With the nearby sculpture, couples will have an outstanding example to guide their reenactments. The 6-foot piece, titled “Unconditional Surrender,” was created by Seward Johnson, artist and son of the founder of Johnson and Johnson. It is touring the country as part of the “Keep the Spirit of ’45 Alive!” initiative, a nationwide, grassroots effort to establish an annual day to honor the achievements of America’s WWII generation so that their courage, self-sacrifice and service will continue to inspire future generations of Americans.

Photos of the visitor reenactments will be posted on the Battleship Missouri Memorial Facebook page (, where 10 finalists will be chosen on Nov. 7 based on the most “likes” they receive. From the resulting 10 finalist couples, the grand prize winner and runner-up winners will be randomly selected. The grand prize winner will be announced on Veterans Day, Nov. 11. (Runner-up prizes will include credit with the Battleship Missouri Memorial’s online Victory Store. All finalists will receive two movie vouchers to see Universal Picture’s Battleship, premiering in May 2012.)

“World War II may have formally ended on the USS Missouri with the signing of Japan’s surrender, but another iconic moment occurred weeks earlier when peace was sealed with a kiss in Times Square,” said Michael A. Carr, Missouri’s president and chief operating officer. “When Japan first announced its surrender on Aug. 14 — Aug. 15, Japan time — people from all over the world broke into spontaneous celebration, including a certain uninhibited Navy sailor and a young nurse.
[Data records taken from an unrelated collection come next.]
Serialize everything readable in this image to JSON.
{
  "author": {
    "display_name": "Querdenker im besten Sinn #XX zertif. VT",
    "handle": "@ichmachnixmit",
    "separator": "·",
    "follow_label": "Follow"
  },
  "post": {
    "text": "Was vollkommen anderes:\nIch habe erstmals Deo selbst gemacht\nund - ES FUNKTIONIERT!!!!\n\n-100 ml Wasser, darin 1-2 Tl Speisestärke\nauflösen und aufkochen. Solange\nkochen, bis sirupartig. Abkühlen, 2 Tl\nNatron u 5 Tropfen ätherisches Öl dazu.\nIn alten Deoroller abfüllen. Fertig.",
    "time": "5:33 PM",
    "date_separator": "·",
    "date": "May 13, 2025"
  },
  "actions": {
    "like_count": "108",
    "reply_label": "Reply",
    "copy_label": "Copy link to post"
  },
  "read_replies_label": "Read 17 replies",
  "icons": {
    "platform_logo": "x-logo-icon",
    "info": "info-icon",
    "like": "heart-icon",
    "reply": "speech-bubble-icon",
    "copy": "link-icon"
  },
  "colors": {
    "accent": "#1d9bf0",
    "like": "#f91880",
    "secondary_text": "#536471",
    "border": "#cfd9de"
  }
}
That photo went on to become one of the most famous photographs ever taken.”

Weeks later, on Sept. 2, 1945, Gen. Douglas MacArthur and representatives from 10 nations assembled on the USS Missouri, anchored in Tokyo Bay, to sign the Instrument of Surrender, thereby formalizing the end of World War II.

Carr added: “The Battleship Missouri Memorial is proud to showcase ‘Unconditional Surrender,’ a remarkable sculpture that so masterfully captures a moment in history. It’s like seeing an image pulled from the history books and brought nearly to life. The experience is similar to the first time I stepped aboard the Missouri and imagined the many people and historic events that had likewise crossed her decks. History really does seem to come alive in Pearl Harbor.”

The Battleship Missouri Memorial is open daily from 8 a.m. to 5 p.m. (Memorial photographers will take reenactment photos through 3 p.m.). Shuttle buses provide roundtrip transportation from the new Pearl Harbor Visitor Center during operating hours. Standard admission, which includes choice of a guided tour, is $20 per adult and $10 per child 4-12. For more information or to reserve a tour, call 973-2494 on Oahu, toll-free at 1-877-MIGHTYMO (1-877-644-4896) or visit

The Battleship Missouri Memorial, located a mere ship’s length from the USS Arizona Memorial, completes a historical visitor experience that begins with the “day of infamy” that saw the sinking of USS Arizona in Pearl Harbor and ends with Imperial Japan’s unconditional surrender aboard USS Missouri in Tokyo Bay. Following an astounding career that spans five decades and three wars, from World War II to the Korean conflict to the Liberation of Kuwait, the “Mighty Mo” was decommissioned and donated to the USS Missouri Memorial Association, Inc., a 501(c)(3) non-profit organization, which operates the battleship as a historic attraction and memorial. The association oversees her care and preservation with the support of visitors, memberships, grants and the generosity of donors.

For more travel features, visit: